§ Your objective
Only the lines from the line containing "What's the underlying" to the end of the entries, both included, belong in your answer, and each must match exactly.

[Page and application data records]

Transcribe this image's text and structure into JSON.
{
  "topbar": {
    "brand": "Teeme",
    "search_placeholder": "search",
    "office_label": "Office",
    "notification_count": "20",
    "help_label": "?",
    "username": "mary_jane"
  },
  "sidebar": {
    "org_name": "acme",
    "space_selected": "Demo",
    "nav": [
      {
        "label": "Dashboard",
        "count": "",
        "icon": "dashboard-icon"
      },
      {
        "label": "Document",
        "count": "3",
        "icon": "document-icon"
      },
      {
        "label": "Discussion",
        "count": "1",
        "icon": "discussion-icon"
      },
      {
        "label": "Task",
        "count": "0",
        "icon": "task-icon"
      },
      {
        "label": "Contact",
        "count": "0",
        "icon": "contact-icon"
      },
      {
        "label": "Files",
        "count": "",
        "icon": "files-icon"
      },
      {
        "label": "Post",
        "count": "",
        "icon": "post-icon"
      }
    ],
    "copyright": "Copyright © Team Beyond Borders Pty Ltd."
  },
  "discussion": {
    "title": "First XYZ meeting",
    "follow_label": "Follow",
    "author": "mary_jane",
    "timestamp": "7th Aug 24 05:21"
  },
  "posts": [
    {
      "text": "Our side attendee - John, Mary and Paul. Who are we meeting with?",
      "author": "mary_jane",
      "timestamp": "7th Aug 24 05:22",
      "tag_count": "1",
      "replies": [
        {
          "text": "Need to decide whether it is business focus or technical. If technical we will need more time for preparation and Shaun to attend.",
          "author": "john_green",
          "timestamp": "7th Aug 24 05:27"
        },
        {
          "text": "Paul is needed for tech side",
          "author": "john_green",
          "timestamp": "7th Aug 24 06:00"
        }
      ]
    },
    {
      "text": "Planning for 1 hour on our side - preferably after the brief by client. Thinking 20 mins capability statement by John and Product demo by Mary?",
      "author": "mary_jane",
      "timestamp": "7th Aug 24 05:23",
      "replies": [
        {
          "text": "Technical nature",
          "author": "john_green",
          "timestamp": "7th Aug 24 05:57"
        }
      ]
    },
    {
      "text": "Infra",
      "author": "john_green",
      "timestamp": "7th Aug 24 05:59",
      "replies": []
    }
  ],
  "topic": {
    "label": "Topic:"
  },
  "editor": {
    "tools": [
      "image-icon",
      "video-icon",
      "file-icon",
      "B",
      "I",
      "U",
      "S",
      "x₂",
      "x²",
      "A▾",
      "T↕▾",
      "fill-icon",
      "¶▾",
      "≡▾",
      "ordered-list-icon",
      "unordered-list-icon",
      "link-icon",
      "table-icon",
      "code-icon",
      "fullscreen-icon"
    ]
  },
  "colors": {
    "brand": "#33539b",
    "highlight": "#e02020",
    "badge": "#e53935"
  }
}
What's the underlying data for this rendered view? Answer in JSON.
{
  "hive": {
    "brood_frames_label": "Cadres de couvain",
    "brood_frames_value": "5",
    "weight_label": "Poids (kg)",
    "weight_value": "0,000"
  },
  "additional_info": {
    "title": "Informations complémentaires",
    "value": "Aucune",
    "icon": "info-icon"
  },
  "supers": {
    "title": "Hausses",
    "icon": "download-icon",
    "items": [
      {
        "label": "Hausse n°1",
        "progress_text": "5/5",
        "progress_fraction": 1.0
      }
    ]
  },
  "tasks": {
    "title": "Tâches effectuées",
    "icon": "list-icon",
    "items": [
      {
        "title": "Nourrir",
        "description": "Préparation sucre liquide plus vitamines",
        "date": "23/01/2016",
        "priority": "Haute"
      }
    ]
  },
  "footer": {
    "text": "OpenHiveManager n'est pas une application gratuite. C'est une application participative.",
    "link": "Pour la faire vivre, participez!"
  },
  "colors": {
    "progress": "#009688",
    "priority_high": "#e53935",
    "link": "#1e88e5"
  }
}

§ Answer space
What's the underlying data for this rendered view? Answer in JSON.
{
  "hive": {
    "brood_frames_label": "Cadres de couvain",
    "brood_frames_value": "5",
    "weight_label": "Poids (kg)",
    "weight_value": "0,000"
  },
  "additional_info": {
    "title": "Informations complémentaires",
    "value": "Aucune",
    "icon": "info-icon"
  },
  "supers": {
    "title": "Hausses",
    "icon": "download-icon",
    "items": [
      {
        "label": "Hausse n°1",
        "progress_text": "5/5",
        "progress_fraction": 1.0
      }
    ]
  },
  "tasks": {
    "title": "Tâches effectuées",
    "icon": "list-icon",
    "items": [
      {
        "title": "Nourrir",
        "description": "Préparation sucre liquide plus vitamines",
        "date": "23/01/2016",
        "priority": "Haute"
      }
    ]
  },
  "footer": {
    "text": "OpenHiveManager n'est pas une application gratuite. C'est une application participative.",
    "link": "Pour la faire vivre, participez!"
  },
  "colors": {
    "progress": "#009688",
    "priority_high": "#e53935",
    "link": "#1e88e5"
  }
}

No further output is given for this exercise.